Announcing Wolfram Community
July 23, 2013 — Vitaliy Kaurov, Technical Communication & Strategy
When 11-year-old Jesse Friedman won a programming prize at the Wolfram Technology Conference last year, I pondered the diversity of our global user community—from children to Nobel Prize laureates, from CTOs to astronauts, to the thousands of people on the planet who help the world tick every day using the tools we make.
We always have a great atmosphere at our annual Technology Conference, where developers and users mingle and share their stories. Imagine if we could take this interaction and somehow make it available every day to everyone. We hope to achieve this with Wolfram Community, a new virtual home for our big family, which we are very pleased to announce today. Now the people who make our wonderful technologies and the people who use them to make wonderful things are just a few clicks away from each other.
At the outset, Wolfram Community is a platform for questions and answers, idea sharing, and discussions about all of our technologies—including Mathematica, SystemModeler, Wolfram|Alpha, and all the rest. With time, not only do we envision uniting users across our technologies, but that the system will grow to provide additional features, including deeper integration with our products themselves, file sharing, and much more, offering a medium designed for creative collaboration. And if you already have a Wolfram ID, you’re all set to go—just sign in and start chatting.
When you sign in you will probably see some familiar names and will be able to put faces to them. We encourage real-name usage to make Community feel more like a family. With roughly 800 members and 500 posts, there is already a lot to explore. Neat profile pages help put discussions in the context of members’ backgrounds.
For example, you can find out that long-time user and prolific Demonstrations author Seth Chandler, a law professor at the University of Houston Law Center, started a discussion about blogging with Mathematica.
From that discussion you may learn that our senior data scientist and Wolfram Science Summer School instructor Paul-Jean Letourneau has just the tool for that. He developed and shared a WordPress client for Mathematica to post directly from a notebook—which he uses for his personal blog.
From the same thread you will learn that Robert J. Frey, a Research Professor at Stony Brook University and Director of the program in Quantitative Finance, finds Paul-Jean’s project “fantastic!” And this is what I call a “happy ending.”
Or you could learn that the executive director of Wolfram|Alpha, Luc Barthelet, was previously leading the development of SimCity and founded the virtual gaming community TirNua. Recently he purchased a few intelligent Nest thermostats for his home and figured out how to hook them up to Mathematica—which he shared on Community. Now, what could be more inspiring than creativity with personality?
When Mathematica was born in 1988, so was the first community of its users, who interacted via an email list maintained by Steven Christensen. At first a small group, it grew into what we currently know as MathGroup. With more than 130,000 messages, it has helped a myriad of our users to connect, share, and figure things out together.
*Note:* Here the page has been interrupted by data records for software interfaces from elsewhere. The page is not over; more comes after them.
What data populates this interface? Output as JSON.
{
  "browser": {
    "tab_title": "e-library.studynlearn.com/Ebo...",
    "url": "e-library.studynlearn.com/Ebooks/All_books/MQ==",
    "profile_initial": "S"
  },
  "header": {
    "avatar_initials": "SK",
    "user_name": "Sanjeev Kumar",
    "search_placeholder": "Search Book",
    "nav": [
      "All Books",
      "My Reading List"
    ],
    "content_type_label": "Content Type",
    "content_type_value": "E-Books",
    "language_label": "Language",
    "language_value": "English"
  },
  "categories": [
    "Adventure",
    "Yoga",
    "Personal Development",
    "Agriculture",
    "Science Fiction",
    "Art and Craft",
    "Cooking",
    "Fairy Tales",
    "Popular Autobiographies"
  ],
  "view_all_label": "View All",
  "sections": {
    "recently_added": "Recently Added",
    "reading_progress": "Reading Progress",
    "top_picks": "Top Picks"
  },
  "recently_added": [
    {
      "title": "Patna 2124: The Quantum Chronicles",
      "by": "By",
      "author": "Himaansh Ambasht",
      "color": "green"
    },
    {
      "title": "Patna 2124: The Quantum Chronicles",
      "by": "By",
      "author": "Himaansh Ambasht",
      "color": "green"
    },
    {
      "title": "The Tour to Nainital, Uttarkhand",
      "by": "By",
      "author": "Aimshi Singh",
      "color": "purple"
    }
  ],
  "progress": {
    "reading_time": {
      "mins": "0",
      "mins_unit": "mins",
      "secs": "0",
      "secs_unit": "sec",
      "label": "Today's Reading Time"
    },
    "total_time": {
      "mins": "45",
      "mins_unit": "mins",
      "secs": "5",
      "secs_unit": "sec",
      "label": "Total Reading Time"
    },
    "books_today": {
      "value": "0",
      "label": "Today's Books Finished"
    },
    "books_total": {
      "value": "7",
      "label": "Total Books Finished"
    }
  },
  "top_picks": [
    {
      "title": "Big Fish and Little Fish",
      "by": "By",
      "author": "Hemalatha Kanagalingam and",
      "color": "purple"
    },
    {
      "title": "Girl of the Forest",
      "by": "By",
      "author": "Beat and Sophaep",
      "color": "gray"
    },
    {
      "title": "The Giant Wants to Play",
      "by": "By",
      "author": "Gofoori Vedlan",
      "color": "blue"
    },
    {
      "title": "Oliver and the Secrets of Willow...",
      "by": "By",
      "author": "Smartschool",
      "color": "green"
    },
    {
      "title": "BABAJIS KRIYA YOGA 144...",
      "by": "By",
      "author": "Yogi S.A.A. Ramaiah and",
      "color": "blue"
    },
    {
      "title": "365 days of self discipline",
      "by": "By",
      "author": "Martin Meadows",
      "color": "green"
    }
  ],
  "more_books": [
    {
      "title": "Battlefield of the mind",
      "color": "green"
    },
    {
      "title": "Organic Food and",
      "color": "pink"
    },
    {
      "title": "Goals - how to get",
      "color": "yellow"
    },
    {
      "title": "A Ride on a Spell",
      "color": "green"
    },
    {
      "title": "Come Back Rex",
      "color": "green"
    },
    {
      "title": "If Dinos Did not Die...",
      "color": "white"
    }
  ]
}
As our global audience grew, reaching many corners of the world, users started founding their own communities suitable for a specific demographic or goal. For instance, the Mathematica Users Group on LinkedIn and Mathematica Stack Exchange Q&A forum currently count almost 3,000 and 6,000 members, respectively. We also have large communities dedicated to localized language groups, such as those in Japan and Russia.
This abundance of communities and general user “cohesion” tells me how fostering and positive our users are. I am very proud of the amity they provide toward those in need of help. And, I can tell you as an active member of Mathematica Stack Exchange, our users are full of humor and creativity, sometimes taking over the internet with posts that go viral and are viewed by tens of thousands of people in a day. I believe this is also the opinion of many of my Wolfram colleagues who frequent these forums and enjoy discussions and brainstorming with users. And I am delighted to think that technologies we develop attract such brilliant people.
These communities are mostly focused on answering questions about our flagship product, Mathematica, which makes them very efficient due to the clarity of their goals. But a quarter century is a significant time, and over these years Wolfram Research has expanded dramatically. As the company grew, its products helped a lot of people to advance research and education: from individuals to organizations to entire countries adopting our technologies or initiatives we support.
As a consequence, our users show an emerging need to connect and share their experiences with the new vanguard technologies we develop, such as Wolfram|Alpha, CDF, or the upcoming Mathematica Online. The realization of how tightly these new technologies are integrated with each other and Mathematica is a powerful motivation behind Wolfram Community. It wasn’t planned, but it’s remarkable and quite symbolic that Community is announced while we are celebrating the 25th anniversary of Mathematica.
The unique signature of the global community surrounding Wolfram is a creative, fostering culture. I hope this will seep in and soak the Wolfram Community, making it a true home for all of us. See you there!